Change to sheep disease barrier rules

Easier: The Ovine Johne's disease movement barrier will be lifted on July 1.
Easier: The Ovine Johne's disease movement barrier will be lifted on July 1.

Farmers who purchase sheep from interstate will be able to build their flocks much more quickly as long-standing restrictions are being lifted.

It will be easier to move animals purchased from Victoria and New South Wales into South Australia as the State Government seeks to help livestock growers re-stock once the drought breaks.

Primary Industries Minister Tim Whetstone said the government wanted to help increase the farm production of wool, beef and sheep meat across the state.

"We will be tearing down the last Ovine Johne's disease movement barrier, and from July 1, farmers will find it easier to source sheep from interstate to boost the size of their flocks," Mr Whetstone said.

"The dry conditions experienced both here and in the Eastern states means there will be limited availability of sheep for restocking purposes once conditions improve, so now is the time for farmers to lay plans to boost the size of their flocks.

"Without this reform, our local sheep and wool industry would be at a significant disadvantage to Eastern states' farmers who would be free to buy the cream of our flocks while South Australian farmers would have been shackled in trying to source from interstate."

Last year the state's sheep industry changed to a voluntary program for the management of Ovine Johne's Disease - it is recommended that farmers continue to acquire animals which have been vaccinated or will be vaccinated at purchase.

Livestock SA president Joe Keynes said the allowance of easier stock movement should not change the management practices of OJD in South Australia.

"We are aware that approved vaccinates and stock from areas with a low OJD risk prevalence will not only be in limited supply when seasonal conditions improve but will also increase in price," Mr Keynes said.

"As the National Sheep Health Declaration remains mandatory for all sheep movements into or within South Australia, producers will need to need to consider how to adapt their on-farm biosecurity and disease management strategies in line with these new arrangements.
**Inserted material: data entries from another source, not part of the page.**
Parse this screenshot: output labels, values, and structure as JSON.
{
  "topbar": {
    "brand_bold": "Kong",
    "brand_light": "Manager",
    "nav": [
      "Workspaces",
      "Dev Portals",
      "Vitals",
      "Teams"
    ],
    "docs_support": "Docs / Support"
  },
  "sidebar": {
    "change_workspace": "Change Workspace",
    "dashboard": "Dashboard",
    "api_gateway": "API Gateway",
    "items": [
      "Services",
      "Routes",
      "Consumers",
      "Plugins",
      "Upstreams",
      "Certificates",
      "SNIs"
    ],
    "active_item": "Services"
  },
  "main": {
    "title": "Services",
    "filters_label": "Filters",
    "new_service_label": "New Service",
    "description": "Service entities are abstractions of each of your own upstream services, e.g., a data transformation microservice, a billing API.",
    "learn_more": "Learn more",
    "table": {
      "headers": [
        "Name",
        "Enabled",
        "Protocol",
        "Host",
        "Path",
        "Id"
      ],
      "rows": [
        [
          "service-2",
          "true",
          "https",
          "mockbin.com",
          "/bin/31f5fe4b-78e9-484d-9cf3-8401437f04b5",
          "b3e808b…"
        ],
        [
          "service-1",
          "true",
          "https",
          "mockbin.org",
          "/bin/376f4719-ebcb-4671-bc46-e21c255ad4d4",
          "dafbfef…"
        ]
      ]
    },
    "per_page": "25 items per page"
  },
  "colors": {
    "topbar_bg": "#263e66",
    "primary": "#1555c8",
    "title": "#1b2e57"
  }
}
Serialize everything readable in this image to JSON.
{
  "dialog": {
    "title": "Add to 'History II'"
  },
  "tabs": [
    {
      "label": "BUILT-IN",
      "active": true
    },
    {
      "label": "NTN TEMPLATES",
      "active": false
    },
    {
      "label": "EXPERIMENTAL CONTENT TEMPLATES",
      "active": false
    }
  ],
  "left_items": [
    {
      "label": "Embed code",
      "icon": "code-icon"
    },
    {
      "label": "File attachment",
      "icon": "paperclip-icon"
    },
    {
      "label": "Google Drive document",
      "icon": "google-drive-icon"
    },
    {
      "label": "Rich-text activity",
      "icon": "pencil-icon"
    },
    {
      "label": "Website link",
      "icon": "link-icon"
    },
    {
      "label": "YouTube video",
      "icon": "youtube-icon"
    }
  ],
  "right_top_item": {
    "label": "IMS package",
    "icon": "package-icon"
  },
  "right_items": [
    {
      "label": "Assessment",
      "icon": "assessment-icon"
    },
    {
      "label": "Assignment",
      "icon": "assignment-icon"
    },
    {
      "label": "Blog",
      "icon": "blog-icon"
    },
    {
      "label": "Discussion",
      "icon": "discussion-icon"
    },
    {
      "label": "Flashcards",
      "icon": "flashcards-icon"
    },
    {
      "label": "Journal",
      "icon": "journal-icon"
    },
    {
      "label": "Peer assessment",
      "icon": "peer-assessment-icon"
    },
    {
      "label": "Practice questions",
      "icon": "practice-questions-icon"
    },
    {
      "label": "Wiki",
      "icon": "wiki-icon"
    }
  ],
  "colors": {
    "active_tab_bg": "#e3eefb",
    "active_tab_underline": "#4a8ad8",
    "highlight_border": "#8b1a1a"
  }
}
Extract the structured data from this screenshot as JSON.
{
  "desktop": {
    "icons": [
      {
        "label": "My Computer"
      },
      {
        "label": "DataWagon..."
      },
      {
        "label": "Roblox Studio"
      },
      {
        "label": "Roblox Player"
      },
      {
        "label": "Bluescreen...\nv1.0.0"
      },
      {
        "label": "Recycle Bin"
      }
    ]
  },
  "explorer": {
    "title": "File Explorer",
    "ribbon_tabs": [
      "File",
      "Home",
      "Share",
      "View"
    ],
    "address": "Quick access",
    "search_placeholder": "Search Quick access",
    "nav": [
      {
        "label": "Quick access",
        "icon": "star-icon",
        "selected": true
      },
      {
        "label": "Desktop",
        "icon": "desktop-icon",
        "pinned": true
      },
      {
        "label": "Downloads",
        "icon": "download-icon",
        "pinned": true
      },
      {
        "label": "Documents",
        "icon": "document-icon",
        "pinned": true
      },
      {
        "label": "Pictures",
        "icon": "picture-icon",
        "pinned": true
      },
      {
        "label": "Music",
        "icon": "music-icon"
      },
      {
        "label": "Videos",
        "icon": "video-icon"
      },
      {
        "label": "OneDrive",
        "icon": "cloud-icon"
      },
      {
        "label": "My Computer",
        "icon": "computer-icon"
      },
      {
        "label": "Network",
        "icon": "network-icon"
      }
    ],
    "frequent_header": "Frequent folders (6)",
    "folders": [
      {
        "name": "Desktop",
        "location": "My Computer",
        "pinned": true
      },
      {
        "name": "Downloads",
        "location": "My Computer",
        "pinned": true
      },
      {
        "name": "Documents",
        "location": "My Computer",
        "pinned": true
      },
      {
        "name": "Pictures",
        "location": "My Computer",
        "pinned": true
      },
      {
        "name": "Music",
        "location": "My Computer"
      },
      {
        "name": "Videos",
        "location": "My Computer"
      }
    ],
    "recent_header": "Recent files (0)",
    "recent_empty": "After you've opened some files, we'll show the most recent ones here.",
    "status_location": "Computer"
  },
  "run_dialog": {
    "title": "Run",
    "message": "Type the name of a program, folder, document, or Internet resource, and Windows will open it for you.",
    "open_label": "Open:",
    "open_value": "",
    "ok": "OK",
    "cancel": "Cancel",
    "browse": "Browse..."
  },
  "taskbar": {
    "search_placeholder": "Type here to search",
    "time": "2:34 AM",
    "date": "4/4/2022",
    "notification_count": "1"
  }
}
For details on the changes to sheep movement visit

This story Disease barrier rules lifted first appeared on The Murray Valley Standard.